As an IT professional you are experienced and ready to field any technical question that is thrown your way during an interview. You are confident with these types of questions, but what happens when the questions get tricky? Hiring managers will throw in some difficult questions to see how you handle touchy situations. Your answers give them insight into how you react in unexpected and uncomfortable settings. Here are four trick questions and advice on how to answer them.
What did you like least about your former job?
The most important thing to remember is to never disparage a former employer. Stay away from talking about people, policies and culture. Burning down a past company or supervisor is a surefire way to blow your chances of landing the position you are interviewing for. Now that’s out of the way, how do you respond to this question? First you should prepare specifically for this question, it will usually come up. Identify things you disliked about your old position that are not issues at your prospective employer. For example, you may bring up tasks that you weren’t fond of in your prior job that are not required in position you are applying for.
What are your weaknesses?
Contrary to what you may think when this tough question arises, the hiring manager is not an enemy combatant trying to torture you. Everyone has weaknesses and she just wants to find out if you are self-aware and how you handle your weaknesses. Be honest and avoid fluffy answers such as, “I am very impatient and find that I need to accomplish my goals quickly.” No one is buying that. Instead give an example of a weakness and what you have done to strengthen it. Perhaps you feel you are lagging behind in a certain technology and you have enrolled in classes to hone your skills. Remember to be yourself, be honest and no funny answers.

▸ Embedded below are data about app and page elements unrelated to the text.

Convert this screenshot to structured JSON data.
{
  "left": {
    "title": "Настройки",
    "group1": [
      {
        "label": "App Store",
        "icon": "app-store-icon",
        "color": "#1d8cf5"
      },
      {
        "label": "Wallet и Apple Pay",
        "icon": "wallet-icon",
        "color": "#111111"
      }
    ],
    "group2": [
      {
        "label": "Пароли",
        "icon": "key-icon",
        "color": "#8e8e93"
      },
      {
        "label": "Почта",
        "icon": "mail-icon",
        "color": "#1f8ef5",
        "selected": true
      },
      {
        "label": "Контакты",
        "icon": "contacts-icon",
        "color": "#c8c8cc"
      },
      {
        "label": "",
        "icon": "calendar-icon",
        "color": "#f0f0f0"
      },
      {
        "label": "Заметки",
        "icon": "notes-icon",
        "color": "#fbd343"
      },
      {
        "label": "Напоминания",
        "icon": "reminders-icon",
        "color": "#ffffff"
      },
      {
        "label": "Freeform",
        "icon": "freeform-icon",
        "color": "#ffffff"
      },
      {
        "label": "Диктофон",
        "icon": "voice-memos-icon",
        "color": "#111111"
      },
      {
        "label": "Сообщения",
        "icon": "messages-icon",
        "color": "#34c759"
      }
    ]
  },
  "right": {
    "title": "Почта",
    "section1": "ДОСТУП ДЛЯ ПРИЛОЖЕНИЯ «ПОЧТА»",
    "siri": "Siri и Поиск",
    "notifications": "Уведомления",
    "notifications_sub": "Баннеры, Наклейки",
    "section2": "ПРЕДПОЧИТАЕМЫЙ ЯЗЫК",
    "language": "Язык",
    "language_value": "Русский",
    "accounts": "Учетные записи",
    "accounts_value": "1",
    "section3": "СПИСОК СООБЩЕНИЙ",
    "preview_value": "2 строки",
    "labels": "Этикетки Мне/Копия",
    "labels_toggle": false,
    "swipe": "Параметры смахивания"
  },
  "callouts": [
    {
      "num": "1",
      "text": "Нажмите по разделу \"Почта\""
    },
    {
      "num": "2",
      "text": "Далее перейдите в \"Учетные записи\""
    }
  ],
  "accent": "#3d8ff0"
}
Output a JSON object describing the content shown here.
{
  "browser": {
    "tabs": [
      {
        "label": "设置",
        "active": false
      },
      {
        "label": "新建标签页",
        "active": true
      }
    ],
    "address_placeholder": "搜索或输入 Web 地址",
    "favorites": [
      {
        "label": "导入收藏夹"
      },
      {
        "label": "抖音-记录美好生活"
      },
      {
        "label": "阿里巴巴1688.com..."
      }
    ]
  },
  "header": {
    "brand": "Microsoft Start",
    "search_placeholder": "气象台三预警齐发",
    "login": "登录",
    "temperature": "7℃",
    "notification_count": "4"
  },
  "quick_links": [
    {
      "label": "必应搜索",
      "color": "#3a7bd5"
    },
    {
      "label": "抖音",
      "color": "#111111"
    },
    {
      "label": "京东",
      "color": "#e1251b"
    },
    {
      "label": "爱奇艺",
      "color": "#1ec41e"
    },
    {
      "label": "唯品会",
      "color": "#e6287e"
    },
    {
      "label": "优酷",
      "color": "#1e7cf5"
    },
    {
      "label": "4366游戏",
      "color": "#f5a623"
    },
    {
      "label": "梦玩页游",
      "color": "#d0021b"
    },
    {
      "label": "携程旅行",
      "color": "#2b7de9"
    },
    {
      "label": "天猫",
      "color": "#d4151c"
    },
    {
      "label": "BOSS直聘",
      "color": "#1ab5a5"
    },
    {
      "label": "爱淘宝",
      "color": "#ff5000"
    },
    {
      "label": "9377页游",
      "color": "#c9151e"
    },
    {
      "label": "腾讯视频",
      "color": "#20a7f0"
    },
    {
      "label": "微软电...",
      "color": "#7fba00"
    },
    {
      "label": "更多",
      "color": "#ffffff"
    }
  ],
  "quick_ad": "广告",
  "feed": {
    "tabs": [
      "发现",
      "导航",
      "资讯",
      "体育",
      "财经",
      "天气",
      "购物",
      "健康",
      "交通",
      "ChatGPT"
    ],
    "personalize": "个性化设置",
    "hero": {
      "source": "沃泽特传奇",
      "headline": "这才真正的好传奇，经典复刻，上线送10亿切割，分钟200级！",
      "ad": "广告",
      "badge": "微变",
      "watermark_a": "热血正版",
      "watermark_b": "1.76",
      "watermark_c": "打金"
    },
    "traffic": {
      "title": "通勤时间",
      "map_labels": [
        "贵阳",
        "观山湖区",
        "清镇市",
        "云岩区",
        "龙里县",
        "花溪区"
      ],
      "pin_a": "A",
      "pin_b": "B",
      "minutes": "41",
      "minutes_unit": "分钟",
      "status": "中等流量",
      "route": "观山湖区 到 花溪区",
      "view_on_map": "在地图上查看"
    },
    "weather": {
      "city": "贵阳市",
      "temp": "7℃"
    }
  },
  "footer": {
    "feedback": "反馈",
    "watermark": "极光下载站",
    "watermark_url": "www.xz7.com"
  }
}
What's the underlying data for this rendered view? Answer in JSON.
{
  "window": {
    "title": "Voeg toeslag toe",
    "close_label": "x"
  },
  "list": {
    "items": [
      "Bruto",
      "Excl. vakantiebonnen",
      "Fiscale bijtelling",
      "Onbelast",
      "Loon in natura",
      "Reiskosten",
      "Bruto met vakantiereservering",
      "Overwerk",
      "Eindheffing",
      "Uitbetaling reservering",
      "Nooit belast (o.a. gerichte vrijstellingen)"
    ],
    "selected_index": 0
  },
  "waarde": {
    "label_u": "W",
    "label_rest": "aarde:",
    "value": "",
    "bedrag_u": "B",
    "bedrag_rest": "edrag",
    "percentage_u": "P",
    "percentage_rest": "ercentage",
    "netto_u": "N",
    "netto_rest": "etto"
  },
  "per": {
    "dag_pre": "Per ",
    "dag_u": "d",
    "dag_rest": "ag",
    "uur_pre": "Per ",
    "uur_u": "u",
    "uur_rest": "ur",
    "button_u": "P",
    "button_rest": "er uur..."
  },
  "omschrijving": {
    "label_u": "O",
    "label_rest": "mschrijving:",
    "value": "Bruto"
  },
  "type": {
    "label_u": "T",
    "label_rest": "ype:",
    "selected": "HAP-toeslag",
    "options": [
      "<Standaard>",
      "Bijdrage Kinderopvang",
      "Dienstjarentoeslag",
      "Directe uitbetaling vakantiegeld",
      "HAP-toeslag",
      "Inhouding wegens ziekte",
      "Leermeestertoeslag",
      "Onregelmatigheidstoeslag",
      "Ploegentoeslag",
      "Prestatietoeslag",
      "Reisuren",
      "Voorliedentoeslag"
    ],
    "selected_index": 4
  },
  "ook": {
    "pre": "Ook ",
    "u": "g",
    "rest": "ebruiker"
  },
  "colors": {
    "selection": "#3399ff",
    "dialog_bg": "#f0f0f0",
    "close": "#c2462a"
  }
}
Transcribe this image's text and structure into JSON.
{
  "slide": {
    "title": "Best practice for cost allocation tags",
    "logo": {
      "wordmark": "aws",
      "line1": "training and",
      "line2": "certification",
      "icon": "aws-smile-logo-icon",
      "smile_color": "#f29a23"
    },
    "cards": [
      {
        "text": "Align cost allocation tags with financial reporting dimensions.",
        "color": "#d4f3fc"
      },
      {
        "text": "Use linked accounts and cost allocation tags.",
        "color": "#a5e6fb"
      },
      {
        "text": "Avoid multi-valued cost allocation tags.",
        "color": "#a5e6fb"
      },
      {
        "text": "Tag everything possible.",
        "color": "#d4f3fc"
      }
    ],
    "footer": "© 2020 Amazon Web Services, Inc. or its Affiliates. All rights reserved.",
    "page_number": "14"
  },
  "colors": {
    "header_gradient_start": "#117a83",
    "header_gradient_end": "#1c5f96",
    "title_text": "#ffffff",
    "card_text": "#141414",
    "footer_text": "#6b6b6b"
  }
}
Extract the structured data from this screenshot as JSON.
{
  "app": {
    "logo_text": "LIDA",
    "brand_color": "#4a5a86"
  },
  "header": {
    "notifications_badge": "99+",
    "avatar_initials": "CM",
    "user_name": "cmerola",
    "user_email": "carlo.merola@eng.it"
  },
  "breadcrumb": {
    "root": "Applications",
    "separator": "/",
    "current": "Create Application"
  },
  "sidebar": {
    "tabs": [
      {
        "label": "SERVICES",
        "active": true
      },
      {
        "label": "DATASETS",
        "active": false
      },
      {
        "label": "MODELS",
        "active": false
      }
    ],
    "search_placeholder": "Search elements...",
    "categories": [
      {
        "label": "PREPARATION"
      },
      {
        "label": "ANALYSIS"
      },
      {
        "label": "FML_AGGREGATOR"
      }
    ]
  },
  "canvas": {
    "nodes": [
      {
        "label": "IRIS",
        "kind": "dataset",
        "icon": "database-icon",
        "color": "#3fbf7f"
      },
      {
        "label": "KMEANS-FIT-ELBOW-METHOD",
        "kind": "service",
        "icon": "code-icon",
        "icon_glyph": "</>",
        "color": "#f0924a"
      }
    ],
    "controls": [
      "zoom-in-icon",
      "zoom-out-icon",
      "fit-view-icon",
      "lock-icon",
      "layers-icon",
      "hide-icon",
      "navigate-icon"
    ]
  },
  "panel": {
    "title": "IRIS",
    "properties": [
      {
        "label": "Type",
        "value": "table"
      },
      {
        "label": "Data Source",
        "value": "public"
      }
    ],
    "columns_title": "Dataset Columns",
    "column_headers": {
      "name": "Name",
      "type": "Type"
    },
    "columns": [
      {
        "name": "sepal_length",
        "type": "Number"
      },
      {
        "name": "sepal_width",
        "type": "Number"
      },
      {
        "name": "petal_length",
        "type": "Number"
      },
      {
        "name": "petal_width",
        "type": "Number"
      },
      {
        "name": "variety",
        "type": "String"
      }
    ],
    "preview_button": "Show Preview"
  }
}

Explain the gaps in your work history.
A common thread to answering all of these questions is honesty. If you experienced periods of unemployment simply explain why. Also focus on activities you engaged in during these times to grow professionally. Maybe you did volunteer work, or attended school, or participated in career workshops. These will demonstrate your commitment to your career during difficult times.
Describe your dream job.
The hiring manager wants to find out if you will be committed to the position. If you tell her about a dream job which has nothing at all in common with the open position, you’ll likely not get called back for a second interview. It’s perfectly ok to describe a future dream job which aligns with this position. For example, your dream job may be to become a team leader in your given field and the job you are applying for is a junior team member in the same field. That is in perfect alignment. You should explain how this position will ultimately give you the necessary experience and expertise to take on greater responsibilities in the future.
Danielle Foppe is a Recruitment Manager at Business Centric Technology. If you are interested in learning more about how to get the best IT talent in the Dallas metroplex, contact Danielle specializes in recruiting IT talent in Dallas, Ft. Worth and North Texas. If you are looking for a rewarding career contact us today.